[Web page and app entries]
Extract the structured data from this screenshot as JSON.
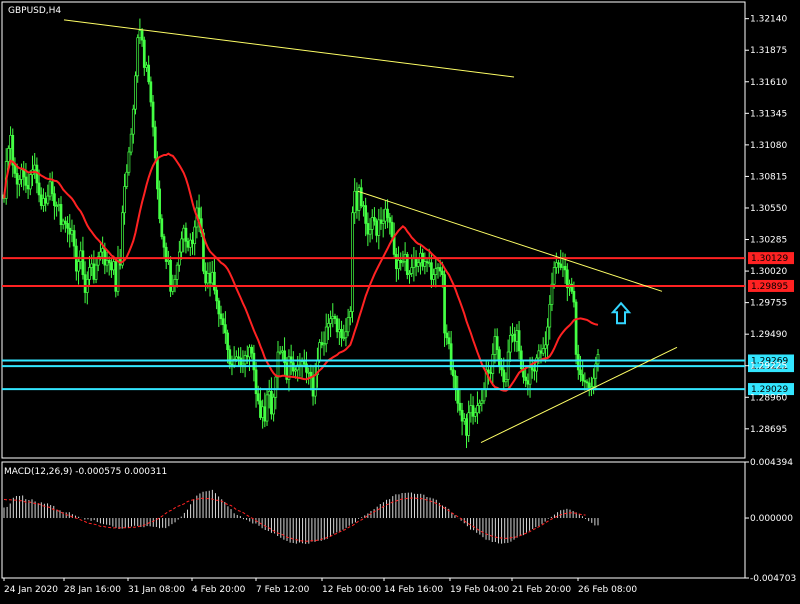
{
  "chart_data": {
    "type": "candlestick",
    "title": "GBPUSD,H4",
    "colors": {
      "background": "#000000",
      "candle": "#44ff44",
      "ma": "#ff2222",
      "trendline": "#ffff66",
      "resistance": "#ff2222",
      "support": "#33e6ff",
      "macd_hist": "#d8d8d8",
      "macd_signal": "#ff2222",
      "arrow": "#33d6ff",
      "label_red": "#ff2222",
      "label_cyan": "#33e6ff"
    },
    "price_axis": {
      "ticks": [
        "1.32140",
        "1.31875",
        "1.31610",
        "1.31345",
        "1.31080",
        "1.30815",
        "1.30550",
        "1.30285",
        "1.30020",
        "1.29755",
        "1.29490",
        "1.29225",
        "1.28960",
        "1.28695"
      ],
      "ylim": [
        1.2845,
        1.3228
      ]
    },
    "time_axis": {
      "ticks": [
        "24 Jan 2020",
        "28 Jan 16:00",
        "31 Jan 08:00",
        "4 Feb 20:00",
        "7 Feb 12:00",
        "12 Feb 00:00",
        "14 Feb 16:00",
        "19 Feb 04:00",
        "21 Feb 20:00",
        "26 Feb 08:00"
      ]
    },
    "price_series": {
      "name": "GBPUSD",
      "close": [
        1.3063,
        1.3094,
        1.3105,
        1.3116,
        1.3091,
        1.3084,
        1.3075,
        1.3079,
        1.3087,
        1.3081,
        1.3074,
        1.3071,
        1.3083,
        1.3087,
        1.3091,
        1.3076,
        1.3066,
        1.3057,
        1.3063,
        1.3059,
        1.3065,
        1.3077,
        1.3067,
        1.3057,
        1.3057,
        1.3058,
        1.3041,
        1.3044,
        1.3042,
        1.3038,
        1.3033,
        1.3036,
        1.3023,
        1.3002,
        1.301,
        1.3019,
        1.2999,
        1.2984,
        1.2995,
        1.3005,
        1.3008,
        1.2995,
        1.3007,
        1.3014,
        1.3018,
        1.3021,
        1.3007,
        1.3011,
        1.3009,
        1.3003,
        1.301,
        1.2985,
        1.3013,
        1.3007,
        1.3051,
        1.3073,
        1.3085,
        1.3102,
        1.3117,
        1.3138,
        1.3166,
        1.3198,
        1.3204,
        1.3196,
        1.3173,
        1.3175,
        1.3161,
        1.3144,
        1.3123,
        1.3097,
        1.3071,
        1.3046,
        1.3031,
        1.3022,
        1.301,
        1.3011,
        1.2985,
        1.299,
        1.2995,
        1.3007,
        1.3018,
        1.3029,
        1.3038,
        1.3027,
        1.3022,
        1.3028,
        1.3025,
        1.3039,
        1.3055,
        1.3046,
        1.3034,
        1.3002,
        1.2992,
        1.3,
        1.2992,
        1.3001,
        1.2986,
        1.2977,
        1.2966,
        1.2962,
        1.2957,
        1.295,
        1.2936,
        1.2924,
        1.2923,
        1.2928,
        1.293,
        1.2929,
        1.2923,
        1.2924,
        1.2931,
        1.293,
        1.2938,
        1.2933,
        1.2919,
        1.2899,
        1.2893,
        1.2879,
        1.2888,
        1.2876,
        1.2898,
        1.2901,
        1.2882,
        1.2896,
        1.2913,
        1.2934,
        1.2934,
        1.2935,
        1.2925,
        1.2911,
        1.293,
        1.2925,
        1.2918,
        1.2919,
        1.2923,
        1.2923,
        1.2926,
        1.2924,
        1.2917,
        1.2917,
        1.2913,
        1.2897,
        1.2915,
        1.2927,
        1.2942,
        1.294,
        1.2941,
        1.2955,
        1.2958,
        1.2962,
        1.2964,
        1.2962,
        1.2951,
        1.2953,
        1.2946,
        1.2946,
        1.2951,
        1.2963,
        1.2968,
        1.3051,
        1.3069,
        1.3053,
        1.3072,
        1.3057,
        1.3057,
        1.3042,
        1.3033,
        1.3037,
        1.3047,
        1.3044,
        1.3032,
        1.3045,
        1.3042,
        1.3044,
        1.3054,
        1.3047,
        1.3043,
        1.3031,
        1.3016,
        1.3004,
        1.3011,
        1.3009,
        1.301,
        1.3016,
        1.2999,
        1.3,
        1.3005,
        1.3013,
        1.3006,
        1.3009,
        1.3017,
        1.3006,
        1.301,
        1.3009,
        1.3009,
        1.2995,
        1.2999,
        1.3004,
        1.3005,
        1.3002,
        1.2999,
        1.295,
        1.2946,
        1.2941,
        1.2919,
        1.2914,
        1.2903,
        1.2891,
        1.2885,
        1.2876,
        1.2878,
        1.2864,
        1.2883,
        1.2889,
        1.288,
        1.2883,
        1.2889,
        1.2891,
        1.2893,
        1.2903,
        1.2919,
        1.2917,
        1.2916,
        1.2932,
        1.2947,
        1.2936,
        1.2922,
        1.2919,
        1.2909,
        1.2911,
        1.2934,
        1.2948,
        1.2949,
        1.2943,
        1.2952,
        1.2935,
        1.292,
        1.2913,
        1.291,
        1.2907,
        1.2921,
        1.2919,
        1.2918,
        1.2929,
        1.2935,
        1.2933,
        1.2937,
        1.294,
        1.2955,
        1.2974,
        1.2991,
        1.3005,
        1.3009,
        1.3008,
        1.3005,
        1.3006,
        1.3003,
        1.2988,
        1.2991,
        1.2985,
        1.2976,
        1.2932,
        1.2919,
        1.2915,
        1.291,
        1.2909,
        1.2908,
        1.2904,
        1.2905,
        1.2912,
        1.2924,
        1.2932
      ],
      "ma_last": 1.29895
    },
    "horizontal_lines": [
      {
        "label": "1.30129",
        "value": 1.30129,
        "kind": "resistance"
      },
      {
        "label": "1.29895",
        "value": 1.29895,
        "kind": "resistance"
      },
      {
        "label": "1.29222",
        "value": 1.29222,
        "kind": "support"
      },
      {
        "label": "1.29269",
        "value": 1.29269,
        "kind": "support"
      },
      {
        "label": "1.29029",
        "value": 1.29029,
        "kind": "support"
      }
    ],
    "macd": {
      "label": "MACD(12,26,9) -0.000575 0.000311",
      "ticks": [
        "0.004394",
        "0.000000",
        "-0.004703"
      ],
      "ylim": [
        -0.004703,
        0.004394
      ],
      "values": [
        0.00083,
        0.00087,
        0.00114,
        0.00159,
        0.00173,
        0.00173,
        0.00177,
        0.00148,
        0.00141,
        0.00147,
        0.0013,
        0.00116,
        0.00123,
        0.00112,
        0.00115,
        0.00102,
        0.00095,
        0.00066,
        0.0006,
        0.00046,
        0.00044,
        0.00046,
        0.0003,
        0.00019,
        0.0001,
        1e-05,
        -0.00012,
        -0.0001,
        -0.00022,
        -0.00016,
        -0.00031,
        -0.00042,
        -0.00048,
        -0.00052,
        -0.00056,
        -0.00067,
        -0.00078,
        -0.00086,
        -0.00083,
        -0.00074,
        -0.00077,
        -0.00066,
        -0.00061,
        -0.00063,
        -0.0007,
        -0.00072,
        -0.00063,
        -0.00065,
        -0.00069,
        -0.0007,
        -0.0008,
        -0.00076,
        -0.00079,
        -0.00064,
        -0.00048,
        -0.00034,
        -0.00012,
        0.00011,
        0.0004,
        0.00066,
        0.00108,
        0.00148,
        0.00176,
        0.00193,
        0.00206,
        0.0021,
        0.00214,
        0.00221,
        0.00195,
        0.00169,
        0.00147,
        0.00126,
        0.00092,
        0.0007,
        0.00037,
        0.00024,
        0.00015,
        -9e-05,
        -0.00014,
        -0.00027,
        -0.00043,
        -0.00043,
        -0.00061,
        -0.0008,
        -0.00094,
        -0.00102,
        -0.00116,
        -0.00121,
        -0.00141,
        -0.00155,
        -0.0017,
        -0.0018,
        -0.00193,
        -0.00196,
        -0.00201,
        -0.00192,
        -0.00198,
        -0.00203,
        -0.00201,
        -0.00185,
        -0.00187,
        -0.00179,
        -0.00179,
        -0.0017,
        -0.00162,
        -0.00146,
        -0.00122,
        -0.00113,
        -0.00107,
        -0.00091,
        -0.00077,
        -0.0006,
        -0.00044,
        -0.00034,
        -6e-05,
        6e-05,
        0.00021,
        0.00036,
        0.00055,
        0.0007,
        0.00089,
        0.0011,
        0.00124,
        0.00143,
        0.00148,
        0.00172,
        0.00186,
        0.00186,
        0.00196,
        0.00197,
        0.00199,
        0.002,
        0.0019,
        0.00189,
        0.0019,
        0.00183,
        0.00165,
        0.0016,
        0.00153,
        0.00143,
        0.00119,
        0.00098,
        0.00088,
        0.00072,
        0.00043,
        0.00021,
        -1e-05,
        -0.00021,
        -0.00041,
        -0.00064,
        -0.00091,
        -0.00095,
        -0.00116,
        -0.0013,
        -0.0015,
        -0.0017,
        -0.00174,
        -0.00188,
        -0.00188,
        -0.00199,
        -0.00201,
        -0.00197,
        -0.00195,
        -0.00185,
        -0.0017,
        -0.00154,
        -0.0014,
        -0.00134,
        -0.00114,
        -0.001,
        -0.00086,
        -0.00071,
        -0.00063,
        -0.00046,
        -0.00028,
        -6e-05,
        9e-05,
        0.00027,
        0.00046,
        0.00061,
        0.00065,
        0.00072,
        0.00066,
        0.00055,
        0.00044,
        0.00033,
        0.00014,
        -7e-05,
        -0.00024,
        -0.00038,
        -0.00058,
        -0.00058
      ],
      "signal": [
        0.00146,
        0.00142,
        0.00144,
        0.0014,
        0.00141,
        0.00134,
        0.00137,
        0.00123,
        0.00127,
        0.0012,
        0.00113,
        0.00114,
        0.001,
        0.00093,
        0.00087,
        0.00082,
        0.00065,
        0.00064,
        0.00047,
        0.00038,
        0.00025,
        0.00021,
        8e-05,
        0.0,
        -6e-05,
        -0.00018,
        -0.00027,
        -0.0004,
        -0.00044,
        -0.00048,
        -0.00055,
        -0.00066,
        -0.00066,
        -0.00072,
        -0.00074,
        -0.00078,
        -0.00076,
        -0.00078,
        -0.00076,
        -0.00076,
        -0.00076,
        -0.0007,
        -0.00073,
        -0.00069,
        -0.00061,
        -0.00057,
        -0.00045,
        -0.00033,
        -0.00026,
        -0.00013,
        1e-05,
        0.00017,
        0.00036,
        0.00053,
        0.00062,
        0.0008,
        0.00093,
        0.00102,
        0.00112,
        0.00129,
        0.00138,
        0.00143,
        0.00147,
        0.00153,
        0.00155,
        0.00151,
        0.00154,
        0.00148,
        0.00141,
        0.00138,
        0.00132,
        0.00116,
        0.00105,
        0.00098,
        0.0008,
        0.00061,
        0.00053,
        0.00041,
        0.00024,
        9e-05,
        -4e-05,
        -0.00019,
        -0.00036,
        -0.00049,
        -0.00063,
        -0.00075,
        -0.0009,
        -0.00105,
        -0.00118,
        -0.00124,
        -0.00136,
        -0.00151,
        -0.00155,
        -0.00165,
        -0.0017,
        -0.00177,
        -0.0018,
        -0.00182,
        -0.00181,
        -0.00178,
        -0.00176,
        -0.00173,
        -0.00167,
        -0.0016,
        -0.00153,
        -0.00143,
        -0.00129,
        -0.00121,
        -0.00107,
        -0.001,
        -0.00085,
        -0.00071,
        -0.0006,
        -0.00044,
        -0.00025,
        -0.00014,
        2e-05,
        0.0002,
        0.00035,
        0.0005,
        0.00061,
        0.00077,
        0.00089,
        0.00104,
        0.00112,
        0.00126,
        0.00133,
        0.00142,
        0.0015,
        0.00151,
        0.00156,
        0.00156,
        0.00157,
        0.00153,
        0.00153,
        0.00149,
        0.0014,
        0.00134,
        0.00124,
        0.00114,
        0.00102,
        0.00085,
        0.00073,
        0.00058,
        0.00041,
        0.00025,
        9e-05,
        -6e-05,
        -0.00021,
        -0.00041,
        -0.00053,
        -0.00067,
        -0.00084,
        -0.001,
        -0.00112,
        -0.00124,
        -0.00134,
        -0.00143,
        -0.00149,
        -0.00155,
        -0.00157,
        -0.0016,
        -0.00159,
        -0.00155,
        -0.00151,
        -0.00147,
        -0.00138,
        -0.00127,
        -0.00118,
        -0.00107,
        -0.00094,
        -0.00081,
        -0.00068,
        -0.00054,
        -0.00039,
        -0.00024,
        -9e-05,
        3e-05,
        0.00015,
        0.00025,
        0.00033,
        0.00038,
        0.00041,
        0.0004,
        0.00037,
        0.00031,
        0.00025,
        0.00023
      ]
    }
  }
}
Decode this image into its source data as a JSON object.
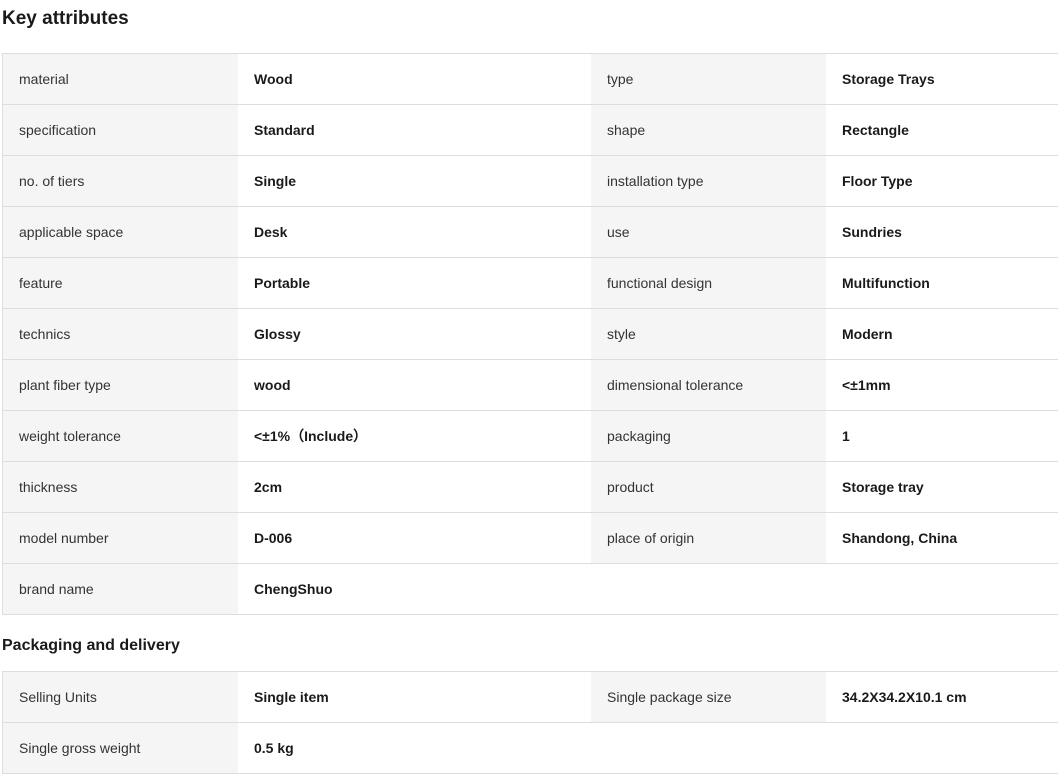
{
  "key_attributes": {
    "title": "Key attributes",
    "rows": [
      {
        "label1": "material",
        "value1": "Wood",
        "label2": "type",
        "value2": "Storage Trays"
      },
      {
        "label1": "specification",
        "value1": "Standard",
        "label2": "shape",
        "value2": "Rectangle"
      },
      {
        "label1": "no. of tiers",
        "value1": "Single",
        "label2": "installation type",
        "value2": "Floor Type"
      },
      {
        "label1": "applicable space",
        "value1": "Desk",
        "label2": "use",
        "value2": "Sundries"
      },
      {
        "label1": "feature",
        "value1": "Portable",
        "label2": "functional design",
        "value2": "Multifunction"
      },
      {
        "label1": "technics",
        "value1": "Glossy",
        "label2": "style",
        "value2": "Modern"
      },
      {
        "label1": "plant fiber type",
        "value1": "wood",
        "label2": "dimensional tolerance",
        "value2": "<±1mm"
      },
      {
        "label1": "weight tolerance",
        "value1": "<±1%（Include）",
        "label2": "packaging",
        "value2": "1"
      },
      {
        "label1": "thickness",
        "value1": "2cm",
        "label2": "product",
        "value2": "Storage tray"
      },
      {
        "label1": "model number",
        "value1": "D-006",
        "label2": "place of origin",
        "value2": "Shandong, China"
      },
      {
        "label1": "brand name",
        "value1": "ChengShuo",
        "label2": "",
        "value2": ""
      }
    ]
  },
  "packaging_delivery": {
    "title": "Packaging and delivery",
    "rows": [
      {
        "label1": "Selling Units",
        "value1": "Single item",
        "label2": "Single package size",
        "value2": "34.2X34.2X10.1 cm"
      },
      {
        "label1": "Single gross weight",
        "value1": "0.5 kg",
        "label2": "",
        "value2": ""
      }
    ]
  },
  "colors": {
    "label_bg": "#f5f5f5",
    "border": "#dddddd",
    "text": "#1a1a1a"
  }
}
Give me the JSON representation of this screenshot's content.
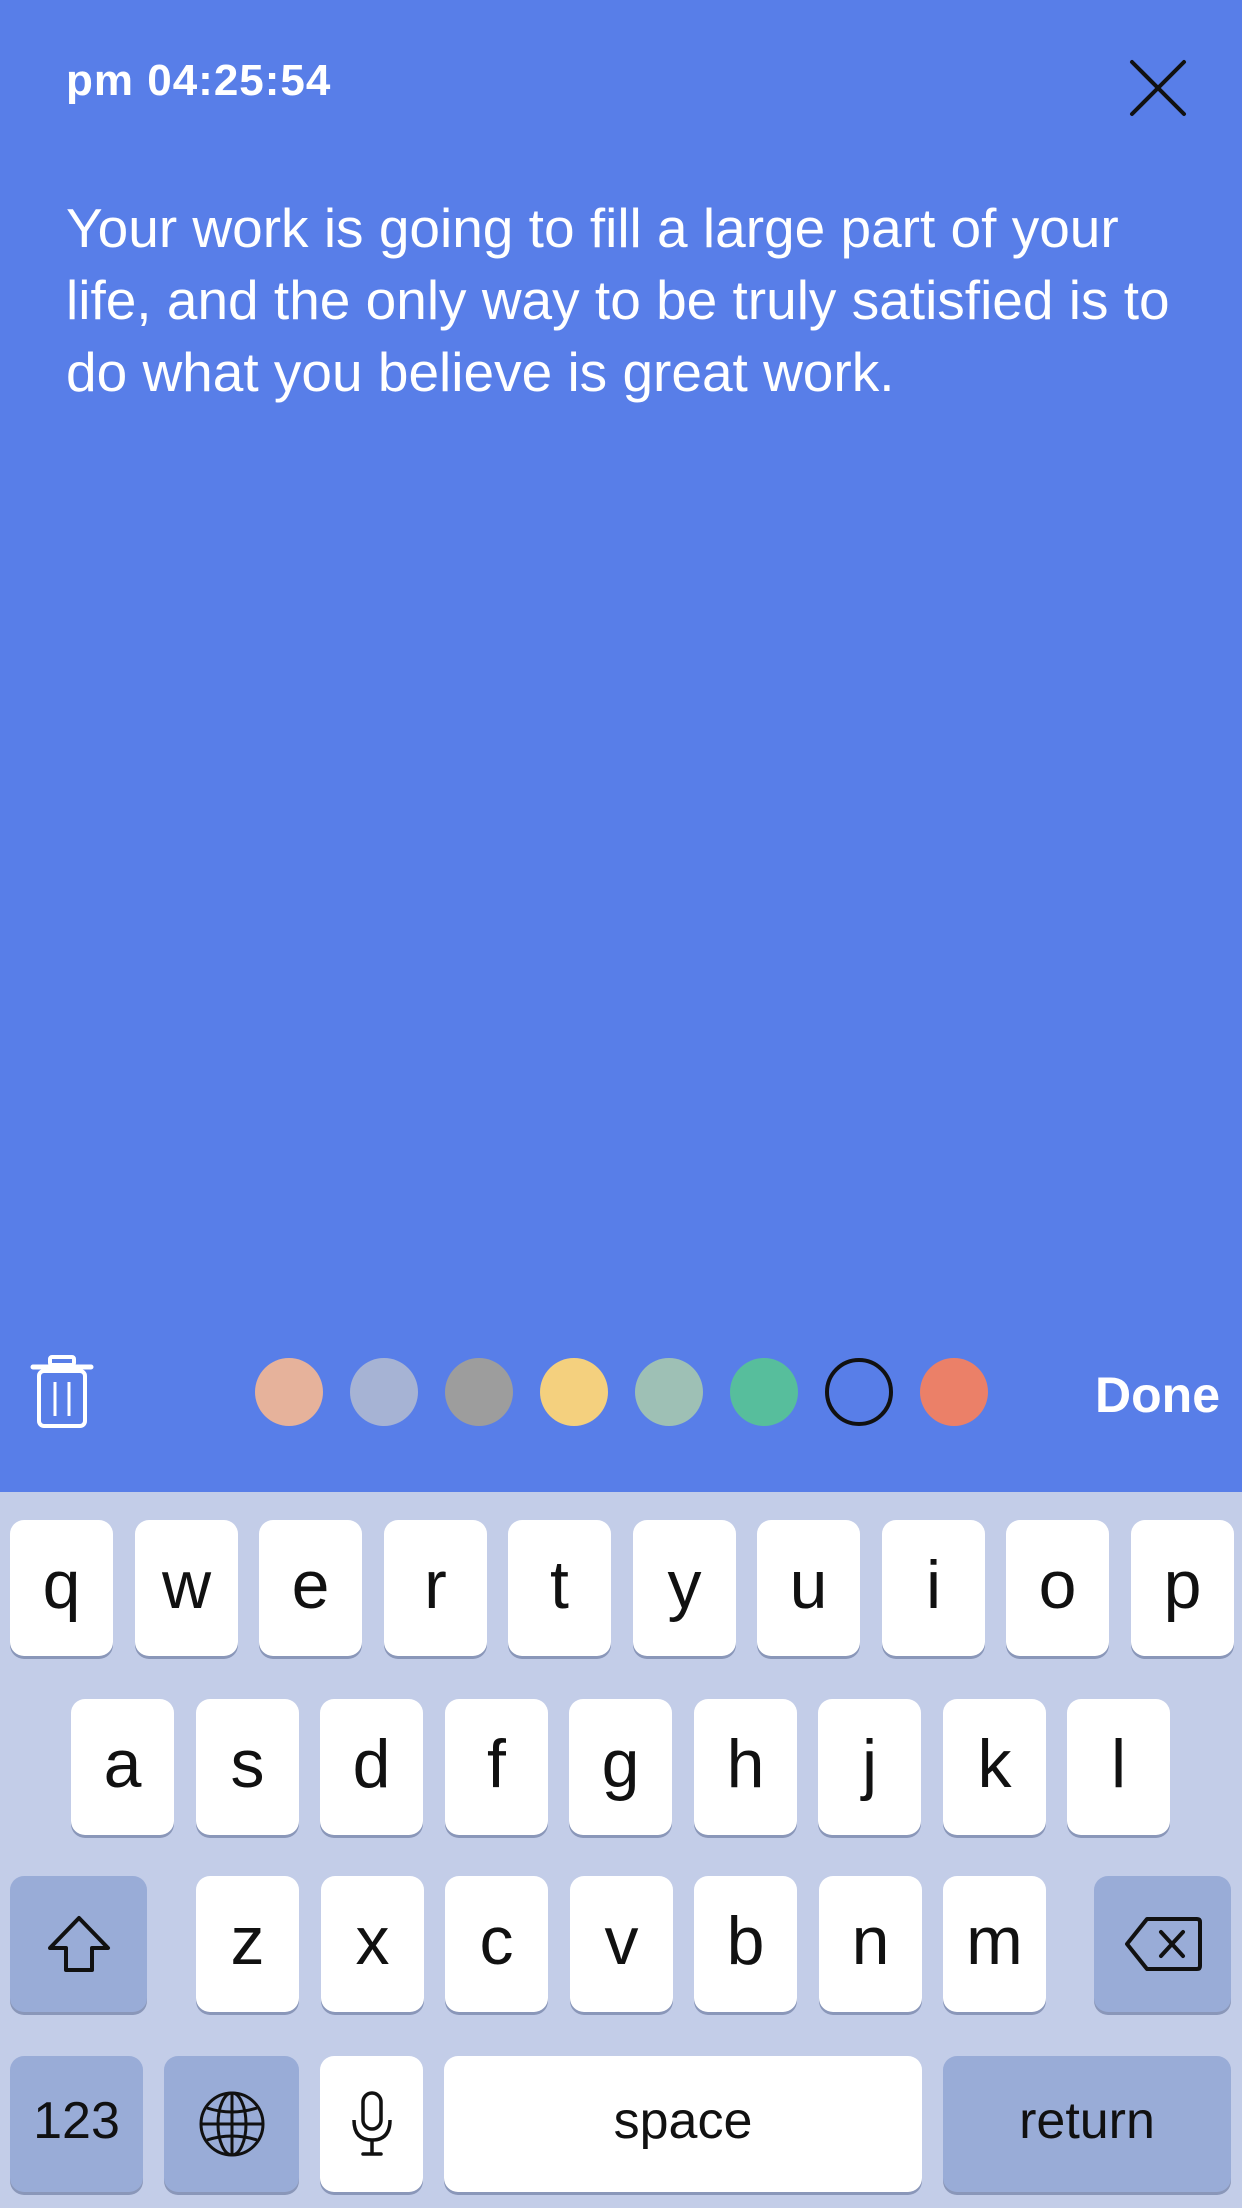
{
  "header": {
    "time": "pm 04:25:54"
  },
  "note": {
    "text": "Your work is going to fill a large part of your life, and the only way to be truly satisfied is to do what you believe is great work."
  },
  "toolbar": {
    "trash_icon": "trash-icon",
    "close_icon": "close-icon",
    "done_label": "Done",
    "swatches": [
      {
        "color": "#e6b29b",
        "selected": false
      },
      {
        "color": "#a6b3d4",
        "selected": false
      },
      {
        "color": "#9d9d9d",
        "selected": false
      },
      {
        "color": "#f4d07e",
        "selected": false
      },
      {
        "color": "#9ec0b5",
        "selected": false
      },
      {
        "color": "#57be9c",
        "selected": false
      },
      {
        "color": "#587ee8",
        "selected": true
      },
      {
        "color": "#eb8068",
        "selected": false
      }
    ]
  },
  "keyboard": {
    "row1": [
      "q",
      "w",
      "e",
      "r",
      "t",
      "y",
      "u",
      "i",
      "o",
      "p"
    ],
    "row2": [
      "a",
      "s",
      "d",
      "f",
      "g",
      "h",
      "j",
      "k",
      "l"
    ],
    "row3": [
      "z",
      "x",
      "c",
      "v",
      "b",
      "n",
      "m"
    ],
    "numbers_label": "123",
    "space_label": "space",
    "return_label": "return",
    "shift_icon": "shift-icon",
    "delete_icon": "delete-icon",
    "globe_icon": "globe-icon",
    "mic_icon": "microphone-icon"
  },
  "colors": {
    "background": "#587ee8",
    "keyboard_bg": "#c3cde8",
    "key_dark": "#99acd7"
  }
}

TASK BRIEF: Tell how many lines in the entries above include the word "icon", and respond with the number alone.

ANSWER TO THE EXERCISE: 6